All that fake cheer was making my life look bad. Every “cast member” who waved at us with one of those puffy white Mickey hands just made my husband look like a grouch. Every time we weren’t walking on tippy toes singing It’s a Small World, I felt less than. The kids were giddy and prancing, but us? We were realistic and adult and above it all. And it was depressing.
Normally, I like my life. I like The Mister. I practice gratitude and feel lucky and have my priorities straight. But Disneyland was in my fucking head, man. Mickey was working his evil voodoo magic to make me believe that we should be a different kind of couple than we are. We should be more American and more conventional and more into buying stuff for our kids. We should smile when expected and talk to strangers in line and never, ever, make snarky comments about Disneyland. We should be Happy. Capital H.
Let me tell you a little secret: Disneyland is just a theme park. It is not the happiest place on earth. It’s sort of cute if your kids are young and they really believe in it all, but otherwise, every ride is just an opportunity to sell you stuff. It’s a lot of waiting in line. It’s hot.
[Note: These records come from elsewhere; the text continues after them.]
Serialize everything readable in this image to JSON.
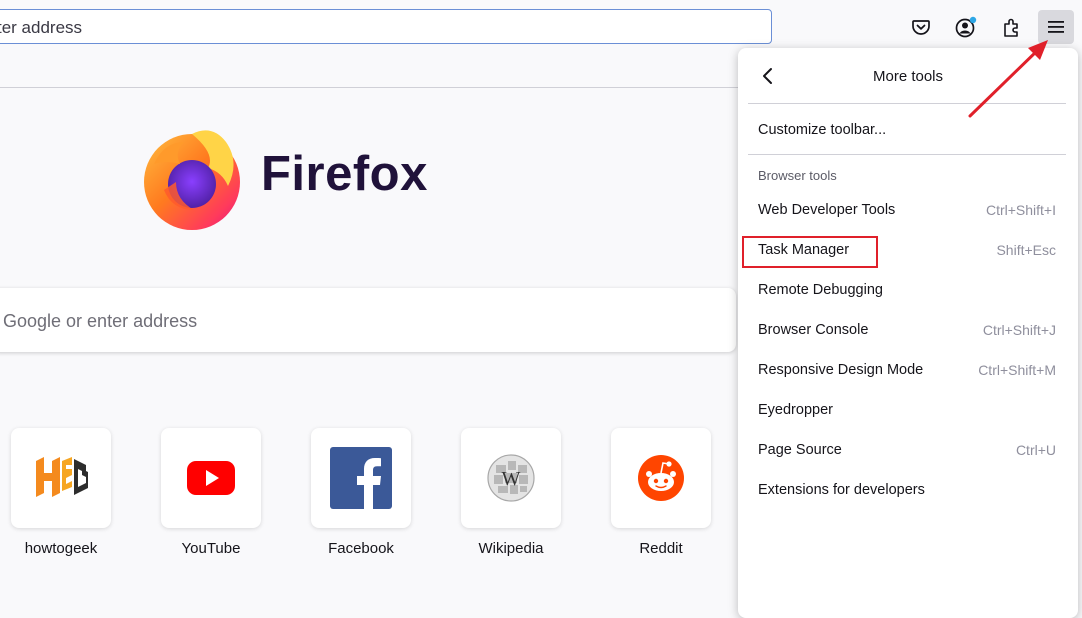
{
  "toolbar": {
    "url_placeholder": "ter address",
    "icons": [
      "pocket-icon",
      "account-icon",
      "extensions-icon",
      "hamburger-menu-icon"
    ]
  },
  "logo": {
    "wordmark": "Firefox"
  },
  "search": {
    "placeholder": "Google or enter address"
  },
  "top_sites": [
    {
      "label": "howtogeek",
      "icon": "howtogeek-icon"
    },
    {
      "label": "YouTube",
      "icon": "youtube-icon"
    },
    {
      "label": "Facebook",
      "icon": "facebook-icon"
    },
    {
      "label": "Wikipedia",
      "icon": "wikipedia-icon"
    },
    {
      "label": "Reddit",
      "icon": "reddit-icon"
    }
  ],
  "panel": {
    "title": "More tools",
    "customize": "Customize toolbar...",
    "section_label": "Browser tools",
    "items": [
      {
        "label": "Web Developer Tools",
        "shortcut": "Ctrl+Shift+I"
      },
      {
        "label": "Task Manager",
        "shortcut": "Shift+Esc"
      },
      {
        "label": "Remote Debugging",
        "shortcut": ""
      },
      {
        "label": "Browser Console",
        "shortcut": "Ctrl+Shift+J"
      },
      {
        "label": "Responsive Design Mode",
        "shortcut": "Ctrl+Shift+M"
      },
      {
        "label": "Eyedropper",
        "shortcut": ""
      },
      {
        "label": "Page Source",
        "shortcut": "Ctrl+U"
      },
      {
        "label": "Extensions for developers",
        "shortcut": ""
      }
    ]
  },
  "colors": {
    "accent_blue": "#6b8fd6",
    "annotation_red": "#e0202a",
    "firefox_dark": "#20123a"
  }
}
It’s crowded. The food is bad and expensive. There are a lot of little girls wearing makeup and princess outfits. There are a lot of fat people in electric carts. It costs about $500 for one day. If you look closely, there is garbage floating in the lakes and It’s A Small World is really just plywood and glitter.
And yet, I sort of like it anyway. Despite everything that is false and phony and overpriced. Despite the fact that the whole thing sometimes feels like it only exists to sell you cheap, made-in-China crap. There’s a little bit of it that gets under my skin. I kind of love Minnie. I get properly nostalgic when I see Peter Pan.
Which is why it almost caused my divorce*. Because it did not get under the Mister’s skin. No matter how much I cajoled and harped, he did not love it. He put up with it for me and the kids. He was game and he was spending a shit load of money, but he did not buy it. He was not starry eyed. He waited in line and rode the rides, but he did not hug Minnie. And he did not buy a t-shirt. And for some reason that made me feel like there was something wrong with us.
But then I got away from all the branded joy and paid-for pleasantness and we went to San Diego and it was sunny and we went to the beach and took hikes and read books and waited in no lines (well, except traffic) and we felt like an ok family again. We could like what we liked (sunshine, the donut shop, the seals and tide pools, our lap pool) and dislike what we disliked (the sterile McMansion neighborhood we were staying in, the traffic, the odd smell of the house) and it was fine. We were just a normal family, possibly slightly snobbish and urban, but basically not bad. And no one was expecting us to be smiling all the goddamn time.
*Don’t worry, I wasn’t really contemplating divorce. I’m just prone to melodrama and big gestures.